Clearing up misconceptions about oral health can help improve personal oral hygiene efforts for a beautiful and healthier smile. If you keep up with your oral hygiene regimen, dental visits are significantly easier and dental care is more manageable.

Misconception #1 – My teeth are fine if I have no pain

Tooth decay (cavities) usually doesn’t cause pain until they become very severe. Once it gets to this stage, the amount of decay could lead to more invasive and costly treatments. Some of the most dangerous oral disorders, such as oral cancer and gum disease, typically don’t cause pain at all. It is important to keep up with scheduled dental appointments. Our dentist can diagnose problems even at its earliest stages when there is no pain.

Misconception #2 – Cavities are only caused by sweets

When you eat sweets, the bacteria in your mouth start consuming it and produce acid.

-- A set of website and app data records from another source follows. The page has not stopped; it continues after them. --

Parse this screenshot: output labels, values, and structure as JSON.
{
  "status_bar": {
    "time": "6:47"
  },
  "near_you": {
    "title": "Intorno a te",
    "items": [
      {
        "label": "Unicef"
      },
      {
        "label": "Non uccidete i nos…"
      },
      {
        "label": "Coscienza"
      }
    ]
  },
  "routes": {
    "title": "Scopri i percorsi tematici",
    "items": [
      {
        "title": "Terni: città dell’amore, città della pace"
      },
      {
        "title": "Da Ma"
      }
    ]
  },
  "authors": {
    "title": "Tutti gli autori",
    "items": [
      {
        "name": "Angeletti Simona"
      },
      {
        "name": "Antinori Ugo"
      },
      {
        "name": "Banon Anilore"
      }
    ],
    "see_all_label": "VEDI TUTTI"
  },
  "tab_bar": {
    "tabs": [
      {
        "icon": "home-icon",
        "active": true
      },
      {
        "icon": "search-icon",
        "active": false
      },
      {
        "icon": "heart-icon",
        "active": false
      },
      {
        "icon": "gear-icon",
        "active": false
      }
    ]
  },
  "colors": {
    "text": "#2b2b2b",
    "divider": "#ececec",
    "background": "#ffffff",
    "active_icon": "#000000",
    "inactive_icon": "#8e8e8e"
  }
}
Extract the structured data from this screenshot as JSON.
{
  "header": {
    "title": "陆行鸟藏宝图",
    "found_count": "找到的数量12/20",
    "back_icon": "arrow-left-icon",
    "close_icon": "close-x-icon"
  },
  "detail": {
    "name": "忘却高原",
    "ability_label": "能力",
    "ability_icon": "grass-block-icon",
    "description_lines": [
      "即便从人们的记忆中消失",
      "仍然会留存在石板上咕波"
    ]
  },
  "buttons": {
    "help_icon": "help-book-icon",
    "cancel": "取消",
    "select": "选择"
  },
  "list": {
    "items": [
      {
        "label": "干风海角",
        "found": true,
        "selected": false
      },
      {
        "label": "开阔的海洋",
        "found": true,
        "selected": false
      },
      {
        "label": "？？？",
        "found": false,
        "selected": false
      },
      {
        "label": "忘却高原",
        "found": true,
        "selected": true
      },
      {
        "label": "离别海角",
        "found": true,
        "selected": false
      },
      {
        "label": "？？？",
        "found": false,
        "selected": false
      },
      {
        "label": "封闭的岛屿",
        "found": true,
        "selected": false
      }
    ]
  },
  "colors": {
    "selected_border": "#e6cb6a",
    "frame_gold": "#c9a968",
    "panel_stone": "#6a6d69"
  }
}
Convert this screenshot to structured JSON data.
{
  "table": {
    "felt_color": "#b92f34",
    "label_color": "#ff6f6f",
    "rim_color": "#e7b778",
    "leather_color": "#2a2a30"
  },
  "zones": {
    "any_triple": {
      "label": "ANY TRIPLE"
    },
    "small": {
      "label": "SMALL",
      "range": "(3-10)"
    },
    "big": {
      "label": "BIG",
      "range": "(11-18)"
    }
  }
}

This acid dissolves the enamel of the tooth, which results in tooth decay or cavities. However, this process happens when you eat anything that is a starch or carbohydrate. Food and snacks, such as crackers, bread, potato chips, fruit, peanut butter and pasta, have the same effect on your teeth.

Misconception #3 – If my gums bleed, I should stop flossing

Bleeding gums are often the first sign of gum disease. This happens when bacterial infections inflame your gums due to a lack of efficient cleaning. With regular brushing and flossing, gums will be much healthier and should rarely bleed. However, gum inflammation can occur despite best oral hygiene habits. In such instances, you should see improvement if you rinse with warm salt water and continuing to brush and floss.

Misconception #4 – Whiter teeth are healthier teeth

Healthy teeth come in a wide range of natural shades. Whiter teeth cannot show if there is an infection or cavity between the teeth. Although pure white teeth do not equate to healthier teeth, they should still be naturally on the whiter side.

Misconception #5 – Children are more prone to tooth decay

Tooth decay (cavities) can develop at any age. People assume children have poor brushing habits and are more prone to tooth decay. Cavities form when bacteria cause a loss or weakening in tooth enamel and eventually decay forms a hole in the tooth. This is usually seen in people with poor brushing and flossing habits, regardless of age.

Excellent oral health promotes overall good health and is definitely not a misconception. It is important to practice good oral hygiene habits. If you have any questions regarding your dental health, please contact our dentist.